Spain’s radical left calls for ‘truth commission’ on the ’causes’ and culprits for the country’s giant banking ‘hole’
United Left has reiterated calls for a ‘truth commission’ on the causes and responsibility for Spain’s banking crisis amid the mounting bail out bill.
The latest estimates are that the sector that gambled on the housing market and lost billions is in line for €50-60 billion euros in public money.
The news has rocked global markets with speculation that Spain might need an international bailout that in Portugal, Ireland and Greece has turned a crisis into a total disaster.
Ordinary Spaniards are meanwhile fearful of their savings and angry that billions are being spent on bankers went health and education budgets are being slashed.
‘The vast majority of citizens, regardless of ideology want to know the truth of what is happening in the financial system and want to see the culprits of this financial hole identified,’ said United Left head Cayo Lara Monday.
The leader of the communist-led party that has 11 seats in parliament on an 8% share of the vote, criticized the proposals for parliamentary hearings put forward of the Socialists, who were in power when the banker-fuelled housing bubbled burst in 2007, sending the economy into turmoil. ‘This would not get to the bottom of the matter,’ he said, arguing that it would be seen as a ‘smoke screen’.
Lara said the governing Popular Party and the now opposition socialists ‘may be a tacit agreement to avoid a thorough investigation’ into the problem of ‘financial speculation’ that was now set to cost €50 billion or more.
The commission would investigate the management by the governments of both parties and members of boards of certain savings banks that ‘were mainly composed of Popular Party or Socialist’ appointees.
A ‘truth commission’ would need to look at the role of senior executives in banks that were appointed by both parties, political representatives of the affected regions, the governor of the Bank Spain and the head of the financial regulator CNMV, the latter being responsible for guaranteeing ‘that the financial system functions within a minimum of normality.’
The parliamentary speaker from the Popular Party has twice rejected a debate on the creation of this proposed commission of inquiry.
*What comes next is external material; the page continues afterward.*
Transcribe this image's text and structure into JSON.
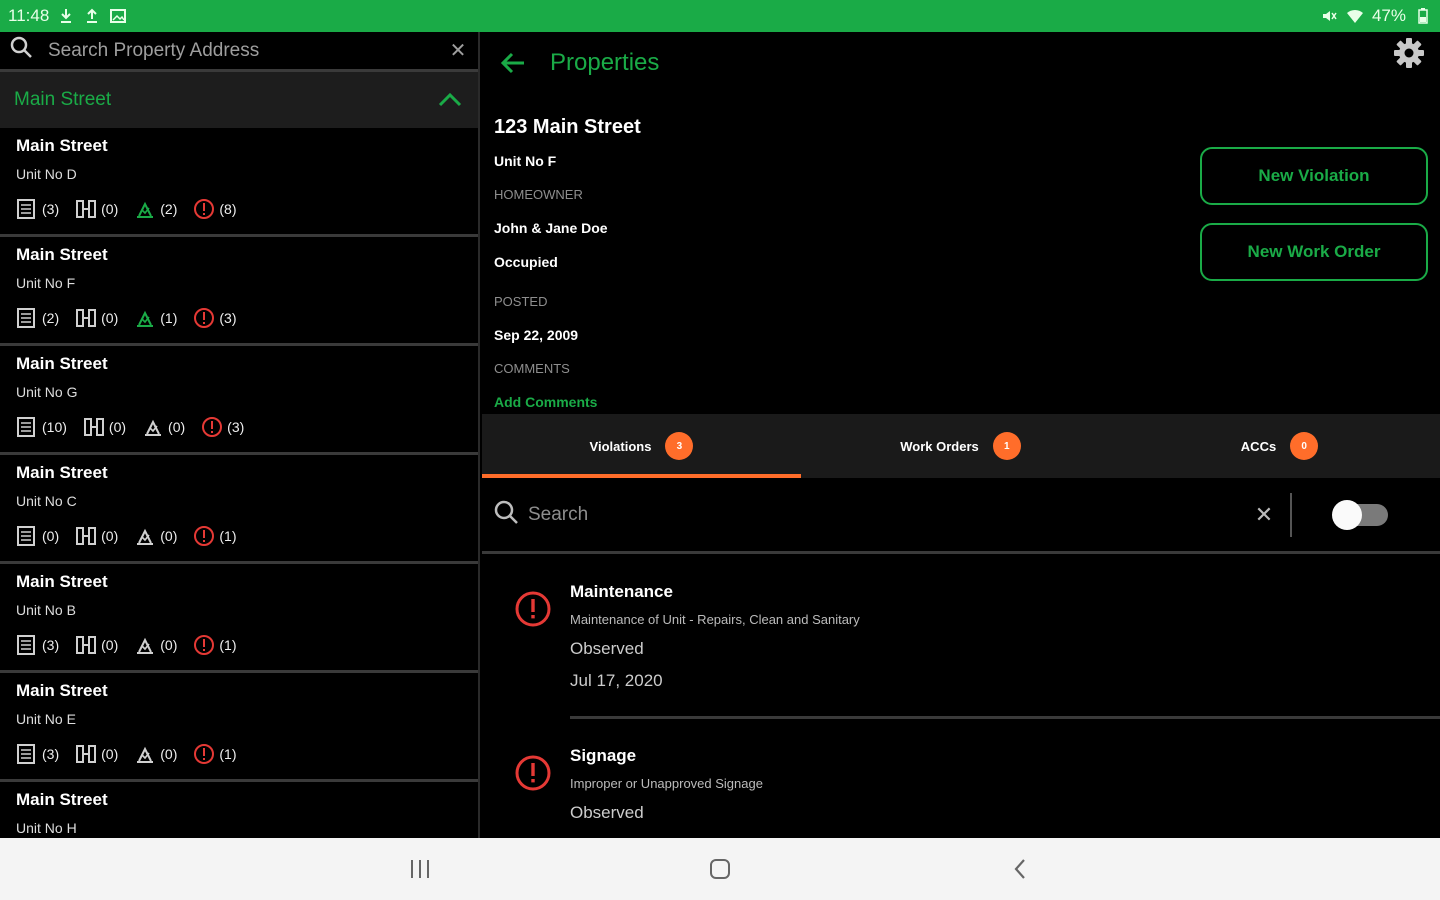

The federal leader of United Left found this position ‘incomprehensible’.
‘You can not understand this huge hole could have ever existed without corruption or the insulting shielding of many scoundrels,’ he said, arguing that Bankia, Spain fourth largest bank at the centre of the banking meltdown, was the ‘exponent of the financial speculative model’ that has led to the current crisis.
He accused Bankia’s senior executives of lying and ‘misrepresenting’ the accounts so disastrously that they started by asking for €4 billion in aid and are now going for €19 billion.
United Left reiterated its rejection of ‘partial nationalization’ in favour of a total public takeover of the financial institution.
‘If we socialize the losses, we can also socialize the benefits when they come some day in the future. ”
United Left Economics and Labour spokesman José Antonio García Rubio added that the state should maintain its holding ‘indefinitely’ as ‘state control is the only way to ensure [the bank’s] viability and to reassure savers.’
Garcia Rubio said United Left was also opposed to the sale of Bankia’s industrial holdings such as electricity company Iberdrola, IT and defence company Indra, and property developer Metrovacesa.
Garcia Rubio wondered why it is possible to find money to help Bankia and not health or education.
He said that all anti-crisis measures taken since May 2010 by PSOE and PP have not been to overcome the economic problems but to ‘save the financial sector.’